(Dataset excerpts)
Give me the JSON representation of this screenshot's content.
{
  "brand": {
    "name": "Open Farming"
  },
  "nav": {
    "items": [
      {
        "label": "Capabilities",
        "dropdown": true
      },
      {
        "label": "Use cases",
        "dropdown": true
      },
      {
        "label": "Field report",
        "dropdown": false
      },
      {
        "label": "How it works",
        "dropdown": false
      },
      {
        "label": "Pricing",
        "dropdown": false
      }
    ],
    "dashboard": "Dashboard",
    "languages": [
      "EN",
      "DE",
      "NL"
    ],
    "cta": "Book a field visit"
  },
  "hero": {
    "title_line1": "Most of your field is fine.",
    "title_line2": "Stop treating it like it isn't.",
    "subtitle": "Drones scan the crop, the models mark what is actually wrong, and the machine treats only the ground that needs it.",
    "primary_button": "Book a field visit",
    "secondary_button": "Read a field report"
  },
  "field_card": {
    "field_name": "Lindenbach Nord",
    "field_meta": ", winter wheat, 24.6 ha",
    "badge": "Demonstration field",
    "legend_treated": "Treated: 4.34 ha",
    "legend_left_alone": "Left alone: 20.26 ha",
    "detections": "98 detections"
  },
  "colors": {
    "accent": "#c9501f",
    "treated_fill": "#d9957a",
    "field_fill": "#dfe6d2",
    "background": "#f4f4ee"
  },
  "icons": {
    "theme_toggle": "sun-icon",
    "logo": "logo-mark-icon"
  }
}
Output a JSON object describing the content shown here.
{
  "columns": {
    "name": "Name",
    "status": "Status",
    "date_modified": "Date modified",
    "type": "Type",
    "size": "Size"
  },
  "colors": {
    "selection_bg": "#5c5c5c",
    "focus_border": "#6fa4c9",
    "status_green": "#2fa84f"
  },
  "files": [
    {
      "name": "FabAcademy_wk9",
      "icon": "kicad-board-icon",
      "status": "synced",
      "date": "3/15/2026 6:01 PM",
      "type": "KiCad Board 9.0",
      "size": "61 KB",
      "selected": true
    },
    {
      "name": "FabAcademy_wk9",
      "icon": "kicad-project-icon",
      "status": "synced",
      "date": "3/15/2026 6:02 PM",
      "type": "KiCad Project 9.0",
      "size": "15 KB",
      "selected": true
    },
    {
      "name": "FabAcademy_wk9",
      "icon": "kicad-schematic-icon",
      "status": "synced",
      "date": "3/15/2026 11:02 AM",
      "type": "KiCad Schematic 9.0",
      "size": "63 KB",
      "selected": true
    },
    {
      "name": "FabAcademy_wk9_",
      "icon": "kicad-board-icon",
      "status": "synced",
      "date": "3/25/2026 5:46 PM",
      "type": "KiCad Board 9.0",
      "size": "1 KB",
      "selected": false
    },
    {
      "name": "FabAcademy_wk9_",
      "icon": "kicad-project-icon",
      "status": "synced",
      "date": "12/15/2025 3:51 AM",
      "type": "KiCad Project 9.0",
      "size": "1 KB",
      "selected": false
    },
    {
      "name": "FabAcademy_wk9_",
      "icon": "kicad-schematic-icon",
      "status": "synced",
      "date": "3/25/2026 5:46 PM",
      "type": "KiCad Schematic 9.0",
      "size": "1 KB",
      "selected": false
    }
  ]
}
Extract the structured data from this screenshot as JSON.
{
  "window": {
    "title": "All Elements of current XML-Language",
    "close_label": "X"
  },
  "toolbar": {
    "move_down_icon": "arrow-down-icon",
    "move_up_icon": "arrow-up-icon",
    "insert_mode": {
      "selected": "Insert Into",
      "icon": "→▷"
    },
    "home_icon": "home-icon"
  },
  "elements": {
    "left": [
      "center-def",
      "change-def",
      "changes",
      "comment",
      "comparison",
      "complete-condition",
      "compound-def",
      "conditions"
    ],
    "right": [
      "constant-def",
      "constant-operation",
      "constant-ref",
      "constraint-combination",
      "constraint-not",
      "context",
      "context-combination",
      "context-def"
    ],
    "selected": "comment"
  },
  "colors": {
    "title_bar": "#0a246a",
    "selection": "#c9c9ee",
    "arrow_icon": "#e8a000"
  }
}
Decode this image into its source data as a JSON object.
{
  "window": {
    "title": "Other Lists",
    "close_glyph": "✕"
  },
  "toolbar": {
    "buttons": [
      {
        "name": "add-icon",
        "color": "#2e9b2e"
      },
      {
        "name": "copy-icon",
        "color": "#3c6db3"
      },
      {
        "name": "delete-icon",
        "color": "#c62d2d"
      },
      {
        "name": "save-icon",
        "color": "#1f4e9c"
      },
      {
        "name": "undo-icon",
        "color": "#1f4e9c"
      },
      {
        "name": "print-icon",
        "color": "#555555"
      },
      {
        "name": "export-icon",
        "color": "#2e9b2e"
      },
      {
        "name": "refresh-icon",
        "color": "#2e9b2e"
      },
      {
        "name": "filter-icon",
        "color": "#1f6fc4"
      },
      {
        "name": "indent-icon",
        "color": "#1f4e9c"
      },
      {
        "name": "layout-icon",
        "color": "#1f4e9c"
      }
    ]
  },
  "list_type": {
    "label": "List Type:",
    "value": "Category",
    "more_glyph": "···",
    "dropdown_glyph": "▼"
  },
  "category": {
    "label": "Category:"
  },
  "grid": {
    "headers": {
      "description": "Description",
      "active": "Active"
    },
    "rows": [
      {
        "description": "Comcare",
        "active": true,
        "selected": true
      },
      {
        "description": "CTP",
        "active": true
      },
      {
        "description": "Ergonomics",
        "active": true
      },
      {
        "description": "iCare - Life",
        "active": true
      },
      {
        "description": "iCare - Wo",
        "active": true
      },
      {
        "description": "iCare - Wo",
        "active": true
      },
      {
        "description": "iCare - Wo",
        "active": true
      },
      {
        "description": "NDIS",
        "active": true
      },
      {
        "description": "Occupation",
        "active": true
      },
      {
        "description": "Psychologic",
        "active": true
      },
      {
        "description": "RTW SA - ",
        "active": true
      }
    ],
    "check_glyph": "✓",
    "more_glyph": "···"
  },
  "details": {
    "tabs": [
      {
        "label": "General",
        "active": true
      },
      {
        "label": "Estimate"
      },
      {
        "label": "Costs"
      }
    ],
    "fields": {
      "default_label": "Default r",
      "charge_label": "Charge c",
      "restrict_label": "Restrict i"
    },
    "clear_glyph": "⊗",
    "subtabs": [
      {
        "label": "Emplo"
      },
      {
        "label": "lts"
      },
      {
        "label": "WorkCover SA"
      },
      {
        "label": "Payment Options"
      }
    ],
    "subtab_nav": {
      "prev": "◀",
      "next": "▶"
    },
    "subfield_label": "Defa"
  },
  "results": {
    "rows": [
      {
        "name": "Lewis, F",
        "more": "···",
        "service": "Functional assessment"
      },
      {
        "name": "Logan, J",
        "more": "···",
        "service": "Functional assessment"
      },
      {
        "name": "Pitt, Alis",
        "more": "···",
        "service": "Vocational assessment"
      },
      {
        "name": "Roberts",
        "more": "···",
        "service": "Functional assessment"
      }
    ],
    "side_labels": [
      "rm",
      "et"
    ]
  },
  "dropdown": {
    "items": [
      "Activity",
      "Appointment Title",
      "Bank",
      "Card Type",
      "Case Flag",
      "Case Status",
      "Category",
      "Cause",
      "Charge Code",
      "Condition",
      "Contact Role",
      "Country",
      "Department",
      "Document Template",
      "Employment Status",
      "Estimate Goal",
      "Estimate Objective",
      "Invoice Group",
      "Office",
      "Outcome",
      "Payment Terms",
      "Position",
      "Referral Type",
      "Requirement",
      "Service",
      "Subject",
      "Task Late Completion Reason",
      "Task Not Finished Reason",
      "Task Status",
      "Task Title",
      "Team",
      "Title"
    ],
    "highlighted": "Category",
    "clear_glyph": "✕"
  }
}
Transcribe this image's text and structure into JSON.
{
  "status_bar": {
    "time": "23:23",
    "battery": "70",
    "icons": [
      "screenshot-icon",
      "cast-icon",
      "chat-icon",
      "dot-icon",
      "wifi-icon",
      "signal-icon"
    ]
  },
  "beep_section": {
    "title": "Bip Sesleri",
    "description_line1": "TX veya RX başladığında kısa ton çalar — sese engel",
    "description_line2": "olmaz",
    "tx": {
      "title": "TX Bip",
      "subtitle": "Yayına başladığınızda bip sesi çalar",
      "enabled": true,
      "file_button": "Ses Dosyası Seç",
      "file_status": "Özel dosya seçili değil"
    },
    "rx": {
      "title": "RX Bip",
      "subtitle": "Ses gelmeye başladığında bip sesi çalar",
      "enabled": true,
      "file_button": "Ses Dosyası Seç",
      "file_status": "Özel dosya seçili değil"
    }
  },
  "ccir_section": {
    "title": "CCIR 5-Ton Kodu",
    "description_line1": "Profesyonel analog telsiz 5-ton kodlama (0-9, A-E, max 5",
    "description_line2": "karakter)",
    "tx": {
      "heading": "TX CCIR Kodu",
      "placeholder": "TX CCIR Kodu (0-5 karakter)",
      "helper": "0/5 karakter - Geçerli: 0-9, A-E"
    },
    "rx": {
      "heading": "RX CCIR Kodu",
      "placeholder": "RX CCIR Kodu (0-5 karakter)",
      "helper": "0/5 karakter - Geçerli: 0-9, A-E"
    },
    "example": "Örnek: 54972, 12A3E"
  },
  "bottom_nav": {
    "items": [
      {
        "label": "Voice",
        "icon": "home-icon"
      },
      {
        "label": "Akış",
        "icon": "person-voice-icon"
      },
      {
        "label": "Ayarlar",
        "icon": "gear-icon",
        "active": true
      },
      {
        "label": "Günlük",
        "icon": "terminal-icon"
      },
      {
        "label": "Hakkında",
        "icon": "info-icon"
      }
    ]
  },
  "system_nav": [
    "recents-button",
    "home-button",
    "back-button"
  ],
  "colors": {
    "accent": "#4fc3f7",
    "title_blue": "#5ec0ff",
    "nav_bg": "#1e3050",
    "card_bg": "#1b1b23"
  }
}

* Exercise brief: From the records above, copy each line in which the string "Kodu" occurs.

* Finished exercise:
    "title": "CCIR 5-Ton Kodu",
      "heading": "TX CCIR Kodu",
      "placeholder": "TX CCIR Kodu (0-5 karakter)",
      "heading": "RX CCIR Kodu",
      "placeholder": "RX CCIR Kodu (0-5 karakter)",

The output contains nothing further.